I really hate when things get blown out of proportion in the media. But when I read this story about recent muggings around Seneca Park, one of my favorite places to run (and the first park I ever ran ALONE in), I started to think more about safety for myself AND for my running friends. One of the major reasons I wanted to get involved with #TrailsRoc was because as a woman who had recently discovered my love for trail running, I wanted to find some groups to run with so that I felt safer. After years of trail running both with groups and alone, I feel pretty confident in most situations on the trail. Nothing that I do is “new”…it’s all the same old rules, but it never hurts to have a reminder of what you should be doing to protect yourself.
1. Try to run in groups. I enjoy solitary runs, so this one pains me to say. But the truth is there’s safety in numbers. If nothing else, go with someone and run slightly ahead or behind. If you really need to run alone, make sure others know where you’re going and when you should be expected to be back.
2. Be alert. I used to need music to run, so I get the attraction of ear buds and an ipod. I do. But it’s not safe. It makes you less aware of your surroundings and makes it difficult if not impossible to hear someone approaching you. Eric and I ran Saturday morning at Seneca and on the way home, we counted at least 5 women running in and around the park with headphones on. I’ll bet most of them don’t even know that there have been some recent muggings in the area. Leave the headphones at home and just tune into your body and your surroundings.
3. Carry pepper spray. When I first started running trails alone, I’d always carry mine. I stopped as I got more comfortable on the trails, but Saturday I brought it with me again, just in case. Go figure–the little pocket in my capris that is seemingly useless for carrying anything important (either too small or too insecure to put anything important inside) fits the pepper spray perfectly. Guess what I’ll be carrying with me?
4. Know where you are. It’s really important to have a good general idea of where you are and where you are going when you’re out on the trails. Watch for trail markings on the trees and have a basic idea of where in a park you may be. If you need to call for help, this information could be really important, not just if you feel threatened by a person, but also if you are injured, lost or need other help.
5. Trust your gut. If you sense something is unsafe, stop. Don’t worry about getting miles in. Don’t worry about deviating from your plan. Just worry about being safe.
I still think I’m safer on trails than I am on roads (no cars, no crazy drivers, no pounding from the pavement).

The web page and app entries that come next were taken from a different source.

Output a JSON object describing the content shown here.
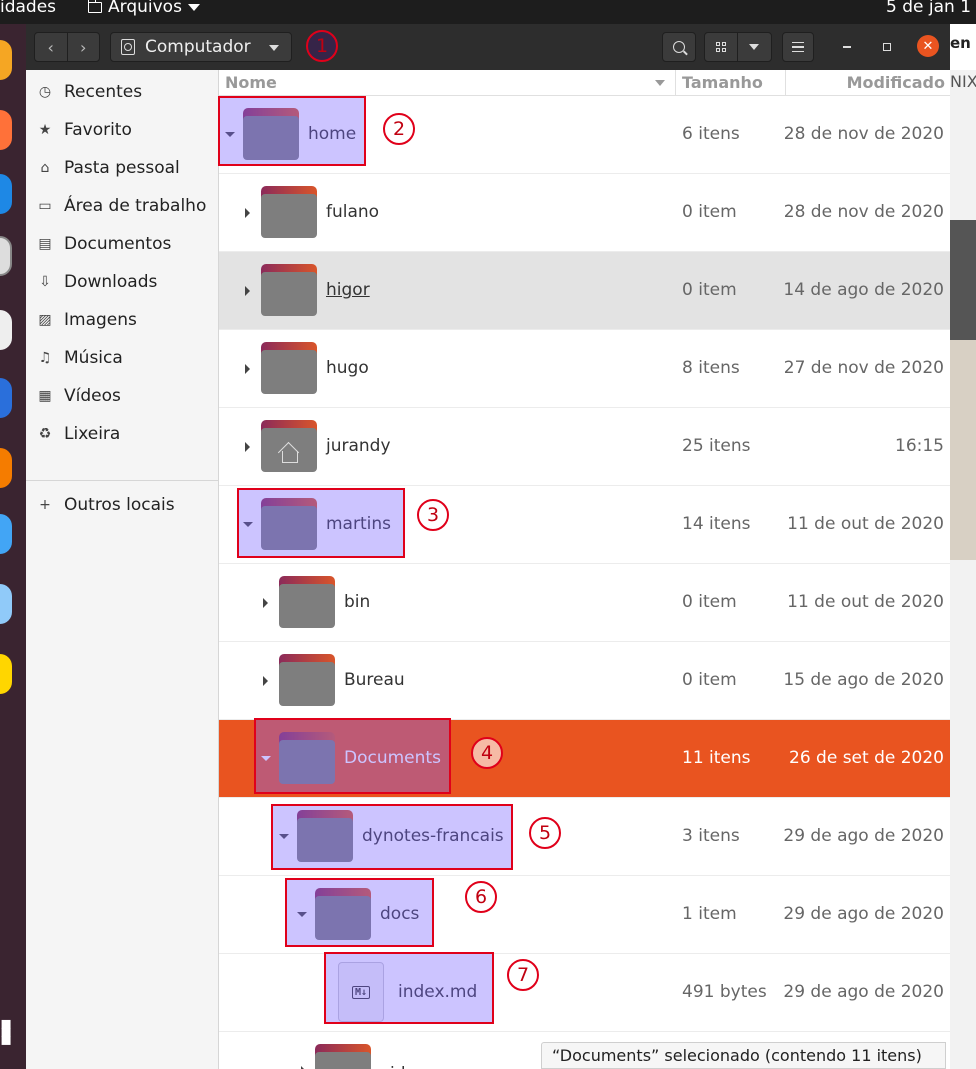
{
  "topbar": {
    "activities": "idades",
    "app_menu": "Arquivos",
    "clock": "5 de jan  1"
  },
  "background": {
    "right_text_1": "en",
    "right_text_2": "NIX"
  },
  "headerbar": {
    "back_glyph": "‹",
    "forward_glyph": "›",
    "location": "Computador",
    "close_glyph": "✕"
  },
  "sidebar": {
    "items": [
      {
        "label": "Recentes",
        "icon": "clock-icon",
        "glyph": "◷"
      },
      {
        "label": "Favorito",
        "icon": "star-icon",
        "glyph": "★"
      },
      {
        "label": "Pasta pessoal",
        "icon": "home-icon",
        "glyph": "⌂"
      },
      {
        "label": "Área de trabalho",
        "icon": "desktop-icon",
        "glyph": "▭"
      },
      {
        "label": "Documentos",
        "icon": "document-icon",
        "glyph": "▤"
      },
      {
        "label": "Downloads",
        "icon": "download-icon",
        "glyph": "⇩"
      },
      {
        "label": "Imagens",
        "icon": "image-icon",
        "glyph": "▨"
      },
      {
        "label": "Música",
        "icon": "music-icon",
        "glyph": "♫"
      },
      {
        "label": "Vídeos",
        "icon": "video-icon",
        "glyph": "▦"
      },
      {
        "label": "Lixeira",
        "icon": "trash-icon",
        "glyph": "♻"
      }
    ],
    "other_locations": {
      "label": "Outros locais",
      "icon": "plus-icon",
      "glyph": "+"
    }
  },
  "columns": {
    "name": "Nome",
    "size": "Tamanho",
    "modified": "Modificado"
  },
  "rows": [
    {
      "name": "home",
      "size": "6 itens",
      "modified": "28 de nov de 2020",
      "level": 0,
      "expanded": true,
      "kind": "folder"
    },
    {
      "name": "fulano",
      "size": "0 item",
      "modified": "28 de nov de 2020",
      "level": 1,
      "expanded": false,
      "kind": "folder"
    },
    {
      "name": "higor",
      "size": "0 item",
      "modified": "14 de ago de 2020",
      "level": 1,
      "expanded": false,
      "kind": "folder",
      "state": "hover"
    },
    {
      "name": "hugo",
      "size": "8 itens",
      "modified": "27 de nov de 2020",
      "level": 1,
      "expanded": false,
      "kind": "folder"
    },
    {
      "name": "jurandy",
      "size": "25 itens",
      "modified": "16:15",
      "level": 1,
      "expanded": false,
      "kind": "home-folder"
    },
    {
      "name": "martins",
      "size": "14 itens",
      "modified": "11 de out de 2020",
      "level": 1,
      "expanded": true,
      "kind": "folder"
    },
    {
      "name": "bin",
      "size": "0 item",
      "modified": "11 de out de 2020",
      "level": 2,
      "expanded": false,
      "kind": "folder"
    },
    {
      "name": "Bureau",
      "size": "0 item",
      "modified": "15 de ago de 2020",
      "level": 2,
      "expanded": false,
      "kind": "folder"
    },
    {
      "name": "Documents",
      "size": "11 itens",
      "modified": "26 de set de 2020",
      "level": 2,
      "expanded": true,
      "kind": "folder",
      "state": "selected"
    },
    {
      "name": "dynotes-francais",
      "size": "3 itens",
      "modified": "29 de ago de 2020",
      "level": 3,
      "expanded": true,
      "kind": "folder"
    },
    {
      "name": "docs",
      "size": "1 item",
      "modified": "29 de ago de 2020",
      "level": 4,
      "expanded": true,
      "kind": "folder"
    },
    {
      "name": "index.md",
      "size": "491 bytes",
      "modified": "29 de ago de 2020",
      "level": 5,
      "kind": "markdown-file",
      "badge": "M↓"
    },
    {
      "name": "video",
      "size": "",
      "modified": "",
      "level": 4,
      "expanded": false,
      "kind": "folder"
    }
  ],
  "annotations": [
    "1",
    "2",
    "3",
    "4",
    "5",
    "6",
    "7"
  ],
  "statusbar": "“Documents” selecionado (contendo 11 itens)",
  "colors": {
    "accent": "#e95420",
    "headerbar": "#2d2d2d",
    "highlight": "#7864ff",
    "annotation": "#e0001a"
  }
}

I still think that I’m more at risk on the trails of encountering a mean dog or falling and hurting myself than I am of a bad guy trying to kidnap me.
But it’s always good to remember basic safety tips. Come join us for any of our group runs to learn more about safely running trails and of course see some amazing sights and make some awesome friends in the process.
Sunday Slow and Steady runs (see our Facebook page for more details)